■ WORK ITEM
Reproduce the following entries exactly, leaving nothing out.

[[ RECORD EXCERPTS, beginning ]]

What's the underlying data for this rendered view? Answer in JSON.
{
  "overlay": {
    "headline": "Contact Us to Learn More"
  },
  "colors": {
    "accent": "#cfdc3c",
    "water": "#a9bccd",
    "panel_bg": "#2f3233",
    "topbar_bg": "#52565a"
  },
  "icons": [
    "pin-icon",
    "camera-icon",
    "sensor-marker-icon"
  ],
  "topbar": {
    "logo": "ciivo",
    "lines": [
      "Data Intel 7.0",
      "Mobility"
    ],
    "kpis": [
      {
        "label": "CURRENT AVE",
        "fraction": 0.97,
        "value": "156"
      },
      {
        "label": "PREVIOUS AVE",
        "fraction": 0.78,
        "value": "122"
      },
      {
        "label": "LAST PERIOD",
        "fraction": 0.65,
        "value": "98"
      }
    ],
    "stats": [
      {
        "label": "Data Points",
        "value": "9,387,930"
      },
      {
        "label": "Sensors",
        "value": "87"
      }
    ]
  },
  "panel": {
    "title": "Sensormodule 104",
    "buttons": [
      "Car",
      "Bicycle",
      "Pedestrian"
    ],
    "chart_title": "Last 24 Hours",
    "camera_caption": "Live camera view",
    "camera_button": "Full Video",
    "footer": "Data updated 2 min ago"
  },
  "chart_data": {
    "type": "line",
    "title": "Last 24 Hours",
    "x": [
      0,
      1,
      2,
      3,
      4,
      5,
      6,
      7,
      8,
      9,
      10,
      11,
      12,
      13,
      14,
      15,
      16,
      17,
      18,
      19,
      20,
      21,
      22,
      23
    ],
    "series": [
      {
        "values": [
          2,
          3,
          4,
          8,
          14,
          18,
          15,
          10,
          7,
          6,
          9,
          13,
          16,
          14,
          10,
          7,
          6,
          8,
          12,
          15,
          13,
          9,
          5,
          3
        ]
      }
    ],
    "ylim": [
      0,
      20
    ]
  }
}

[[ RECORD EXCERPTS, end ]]

■ ANSWER SECTION
What's the underlying data for this rendered view? Answer in JSON.
{
  "overlay": {
    "headline": "Contact Us to Learn More"
  },
  "colors": {
    "accent": "#cfdc3c",
    "water": "#a9bccd",
    "panel_bg": "#2f3233",
    "topbar_bg": "#52565a"
  },
  "icons": [
    "pin-icon",
    "camera-icon",
    "sensor-marker-icon"
  ],
  "topbar": {
    "logo": "ciivo",
    "lines": [
      "Data Intel 7.0",
      "Mobility"
    ],
    "kpis": [
      {
        "label": "CURRENT AVE",
        "fraction": 0.97,
        "value": "156"
      },
      {
        "label": "PREVIOUS AVE",
        "fraction": 0.78,
        "value": "122"
      },
      {
        "label": "LAST PERIOD",
        "fraction": 0.65,
        "value": "98"
      }
    ],
    "stats": [
      {
        "label": "Data Points",
        "value": "9,387,930"
      },
      {
        "label": "Sensors",
        "value": "87"
      }
    ]
  },
  "panel": {
    "title": "Sensormodule 104",
    "buttons": [
      "Car",
      "Bicycle",
      "Pedestrian"
    ],
    "chart_title": "Last 24 Hours",
    "camera_caption": "Live camera view",
    "camera_button": "Full Video",
    "footer": "Data updated 2 min ago"
  },
  "chart_data": {
    "type": "line",
    "title": "Last 24 Hours",
    "x": [
      0,
      1,
      2,
      3,
      4,
      5,
      6,
      7,
      8,
      9,
      10,
      11,
      12,
      13,
      14,
      15,
      16,
      17,
      18,
      19,
      20,
      21,
      22,
      23
    ],
    "series": [
      {
        "values": [
          2,
          3,
          4,
          8,
          14,
          18,
          15,
          10,
          7,
          6,
          9,
          13,
          16,
          14,
          10,
          7,
          6,
          8,
          12,
          15,
          13,
          9,
          5,
          3
        ]
      }
    ],
    "ylim": [
      0,
      20
    ]
  }
}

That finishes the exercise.